**Source data**
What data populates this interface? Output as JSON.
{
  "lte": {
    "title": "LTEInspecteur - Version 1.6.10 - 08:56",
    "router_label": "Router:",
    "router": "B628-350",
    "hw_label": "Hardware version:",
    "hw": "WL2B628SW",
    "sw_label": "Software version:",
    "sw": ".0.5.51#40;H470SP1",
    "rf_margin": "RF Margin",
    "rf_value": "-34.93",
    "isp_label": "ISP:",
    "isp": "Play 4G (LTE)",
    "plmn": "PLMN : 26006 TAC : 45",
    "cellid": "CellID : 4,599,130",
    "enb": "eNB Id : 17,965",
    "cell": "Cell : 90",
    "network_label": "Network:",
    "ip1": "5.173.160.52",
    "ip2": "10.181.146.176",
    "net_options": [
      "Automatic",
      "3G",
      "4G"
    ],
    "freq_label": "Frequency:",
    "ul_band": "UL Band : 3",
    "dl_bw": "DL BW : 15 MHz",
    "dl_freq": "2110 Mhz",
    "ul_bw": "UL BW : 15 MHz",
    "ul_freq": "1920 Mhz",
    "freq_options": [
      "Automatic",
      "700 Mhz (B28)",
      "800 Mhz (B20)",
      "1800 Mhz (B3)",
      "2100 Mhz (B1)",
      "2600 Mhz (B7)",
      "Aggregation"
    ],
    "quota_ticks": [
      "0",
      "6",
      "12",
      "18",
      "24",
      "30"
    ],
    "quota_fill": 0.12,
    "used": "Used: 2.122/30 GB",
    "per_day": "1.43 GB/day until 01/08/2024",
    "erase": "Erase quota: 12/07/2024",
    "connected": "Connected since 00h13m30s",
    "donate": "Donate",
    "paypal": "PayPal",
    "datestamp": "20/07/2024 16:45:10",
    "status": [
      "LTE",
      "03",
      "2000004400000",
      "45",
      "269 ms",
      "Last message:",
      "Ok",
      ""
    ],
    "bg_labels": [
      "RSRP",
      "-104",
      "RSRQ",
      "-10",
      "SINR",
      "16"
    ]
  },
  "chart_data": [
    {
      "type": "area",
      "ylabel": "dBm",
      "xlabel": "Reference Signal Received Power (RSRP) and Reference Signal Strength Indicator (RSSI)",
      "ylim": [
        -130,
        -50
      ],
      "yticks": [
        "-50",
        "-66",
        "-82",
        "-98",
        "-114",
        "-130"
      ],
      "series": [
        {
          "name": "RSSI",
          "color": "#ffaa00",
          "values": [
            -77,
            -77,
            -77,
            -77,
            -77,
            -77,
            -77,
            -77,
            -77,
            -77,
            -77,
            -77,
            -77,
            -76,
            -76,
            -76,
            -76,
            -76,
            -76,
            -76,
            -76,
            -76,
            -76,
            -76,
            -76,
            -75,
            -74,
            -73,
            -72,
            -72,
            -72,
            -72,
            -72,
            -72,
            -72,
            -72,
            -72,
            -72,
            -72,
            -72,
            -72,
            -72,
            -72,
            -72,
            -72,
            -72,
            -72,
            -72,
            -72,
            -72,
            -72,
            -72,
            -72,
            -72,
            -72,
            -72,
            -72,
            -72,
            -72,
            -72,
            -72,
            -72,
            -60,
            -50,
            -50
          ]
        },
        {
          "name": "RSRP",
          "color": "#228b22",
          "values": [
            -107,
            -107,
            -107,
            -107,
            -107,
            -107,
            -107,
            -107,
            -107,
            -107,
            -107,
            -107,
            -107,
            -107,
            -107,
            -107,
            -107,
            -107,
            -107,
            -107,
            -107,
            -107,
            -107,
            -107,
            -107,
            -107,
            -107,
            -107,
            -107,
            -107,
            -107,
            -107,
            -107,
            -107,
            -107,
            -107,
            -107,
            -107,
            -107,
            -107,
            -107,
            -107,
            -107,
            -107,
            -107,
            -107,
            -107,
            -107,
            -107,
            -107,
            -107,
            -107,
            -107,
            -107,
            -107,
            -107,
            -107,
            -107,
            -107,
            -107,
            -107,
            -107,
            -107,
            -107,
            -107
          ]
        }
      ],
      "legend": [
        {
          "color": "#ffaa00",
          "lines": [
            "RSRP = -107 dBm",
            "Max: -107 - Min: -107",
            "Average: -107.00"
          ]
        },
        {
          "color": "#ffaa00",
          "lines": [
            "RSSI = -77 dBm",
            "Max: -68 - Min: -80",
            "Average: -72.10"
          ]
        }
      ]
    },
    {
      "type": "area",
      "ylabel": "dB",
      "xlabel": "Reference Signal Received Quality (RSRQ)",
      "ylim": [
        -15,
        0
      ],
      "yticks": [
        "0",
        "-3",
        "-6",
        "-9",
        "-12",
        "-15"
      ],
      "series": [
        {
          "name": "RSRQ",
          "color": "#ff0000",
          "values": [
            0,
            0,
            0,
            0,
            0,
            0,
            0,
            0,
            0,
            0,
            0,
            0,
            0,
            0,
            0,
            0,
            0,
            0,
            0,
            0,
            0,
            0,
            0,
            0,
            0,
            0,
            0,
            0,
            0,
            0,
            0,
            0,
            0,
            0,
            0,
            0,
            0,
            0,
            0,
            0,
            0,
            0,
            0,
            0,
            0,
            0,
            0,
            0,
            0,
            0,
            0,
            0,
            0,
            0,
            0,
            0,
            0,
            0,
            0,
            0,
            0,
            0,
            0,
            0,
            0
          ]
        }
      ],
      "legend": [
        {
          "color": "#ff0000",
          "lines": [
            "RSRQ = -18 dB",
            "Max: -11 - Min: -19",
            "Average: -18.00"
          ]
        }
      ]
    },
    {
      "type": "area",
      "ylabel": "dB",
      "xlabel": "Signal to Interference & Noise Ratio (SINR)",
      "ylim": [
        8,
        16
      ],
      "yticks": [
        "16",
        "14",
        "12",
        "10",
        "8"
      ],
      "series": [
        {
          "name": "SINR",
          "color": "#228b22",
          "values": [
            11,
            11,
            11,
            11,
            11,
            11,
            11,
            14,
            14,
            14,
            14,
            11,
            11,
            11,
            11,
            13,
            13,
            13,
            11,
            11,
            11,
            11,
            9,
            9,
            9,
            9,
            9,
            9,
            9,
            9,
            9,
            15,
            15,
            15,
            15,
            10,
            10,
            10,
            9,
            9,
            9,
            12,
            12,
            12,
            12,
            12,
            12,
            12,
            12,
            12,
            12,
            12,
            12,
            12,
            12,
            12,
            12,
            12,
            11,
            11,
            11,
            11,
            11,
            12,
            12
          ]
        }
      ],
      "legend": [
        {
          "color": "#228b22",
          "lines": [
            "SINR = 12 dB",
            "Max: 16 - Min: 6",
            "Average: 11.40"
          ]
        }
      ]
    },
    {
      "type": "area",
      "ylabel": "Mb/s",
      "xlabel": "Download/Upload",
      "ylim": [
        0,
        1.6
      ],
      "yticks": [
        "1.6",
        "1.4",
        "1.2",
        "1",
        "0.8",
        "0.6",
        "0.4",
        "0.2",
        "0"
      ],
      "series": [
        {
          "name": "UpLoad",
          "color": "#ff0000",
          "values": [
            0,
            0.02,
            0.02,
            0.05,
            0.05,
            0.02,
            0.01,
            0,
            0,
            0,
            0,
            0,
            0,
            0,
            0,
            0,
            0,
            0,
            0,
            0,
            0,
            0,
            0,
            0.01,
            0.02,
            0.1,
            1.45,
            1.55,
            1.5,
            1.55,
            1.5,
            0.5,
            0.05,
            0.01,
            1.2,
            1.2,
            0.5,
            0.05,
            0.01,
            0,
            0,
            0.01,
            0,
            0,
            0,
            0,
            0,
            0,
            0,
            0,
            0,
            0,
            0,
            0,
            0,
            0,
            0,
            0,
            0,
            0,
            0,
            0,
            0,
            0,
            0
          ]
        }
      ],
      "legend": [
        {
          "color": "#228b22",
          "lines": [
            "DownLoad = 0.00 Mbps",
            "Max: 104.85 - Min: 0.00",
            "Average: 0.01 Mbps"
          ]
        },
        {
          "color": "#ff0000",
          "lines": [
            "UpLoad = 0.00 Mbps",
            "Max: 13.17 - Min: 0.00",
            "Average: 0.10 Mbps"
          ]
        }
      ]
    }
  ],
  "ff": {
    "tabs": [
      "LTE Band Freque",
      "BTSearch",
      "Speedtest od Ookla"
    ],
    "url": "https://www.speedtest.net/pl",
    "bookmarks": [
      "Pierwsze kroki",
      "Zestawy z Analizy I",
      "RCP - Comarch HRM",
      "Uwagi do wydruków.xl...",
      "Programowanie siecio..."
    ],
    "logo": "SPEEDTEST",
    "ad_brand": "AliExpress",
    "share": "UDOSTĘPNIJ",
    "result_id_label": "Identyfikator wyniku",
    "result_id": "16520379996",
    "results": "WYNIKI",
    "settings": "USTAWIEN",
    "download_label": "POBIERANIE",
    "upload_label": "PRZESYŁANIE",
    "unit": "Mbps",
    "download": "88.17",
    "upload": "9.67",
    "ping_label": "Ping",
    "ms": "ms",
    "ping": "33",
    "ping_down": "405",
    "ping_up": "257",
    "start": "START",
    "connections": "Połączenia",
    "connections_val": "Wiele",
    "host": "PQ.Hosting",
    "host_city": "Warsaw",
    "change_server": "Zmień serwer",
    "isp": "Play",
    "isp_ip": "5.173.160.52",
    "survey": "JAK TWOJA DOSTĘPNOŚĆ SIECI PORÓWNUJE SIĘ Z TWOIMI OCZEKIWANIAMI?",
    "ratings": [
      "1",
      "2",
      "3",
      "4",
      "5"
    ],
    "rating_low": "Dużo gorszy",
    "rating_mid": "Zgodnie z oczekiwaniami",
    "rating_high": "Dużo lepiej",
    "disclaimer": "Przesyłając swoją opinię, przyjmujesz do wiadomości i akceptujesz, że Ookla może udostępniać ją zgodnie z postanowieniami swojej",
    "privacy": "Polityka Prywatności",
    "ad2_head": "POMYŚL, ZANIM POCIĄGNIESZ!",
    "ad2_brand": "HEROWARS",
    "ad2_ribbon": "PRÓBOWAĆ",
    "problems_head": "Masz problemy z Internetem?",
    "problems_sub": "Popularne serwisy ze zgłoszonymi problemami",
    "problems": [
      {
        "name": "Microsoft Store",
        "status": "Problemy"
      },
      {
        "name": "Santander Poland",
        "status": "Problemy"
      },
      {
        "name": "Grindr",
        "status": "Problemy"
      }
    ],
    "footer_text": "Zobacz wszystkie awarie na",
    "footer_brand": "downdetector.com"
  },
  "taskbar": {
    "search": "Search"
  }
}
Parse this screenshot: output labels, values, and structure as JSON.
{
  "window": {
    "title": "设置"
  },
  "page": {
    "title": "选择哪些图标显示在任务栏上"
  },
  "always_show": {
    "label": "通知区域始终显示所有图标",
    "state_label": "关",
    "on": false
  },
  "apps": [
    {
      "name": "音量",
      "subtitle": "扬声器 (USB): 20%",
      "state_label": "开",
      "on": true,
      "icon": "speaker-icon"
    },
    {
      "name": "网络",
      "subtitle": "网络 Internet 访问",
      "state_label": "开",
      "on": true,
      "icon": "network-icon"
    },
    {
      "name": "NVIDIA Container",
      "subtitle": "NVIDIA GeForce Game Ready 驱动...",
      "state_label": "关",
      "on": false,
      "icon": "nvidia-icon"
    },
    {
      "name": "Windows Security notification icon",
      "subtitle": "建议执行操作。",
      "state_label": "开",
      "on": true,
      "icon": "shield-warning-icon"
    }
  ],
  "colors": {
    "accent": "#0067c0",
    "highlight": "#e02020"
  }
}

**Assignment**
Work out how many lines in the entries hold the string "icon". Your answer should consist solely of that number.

**Answer to this task**
5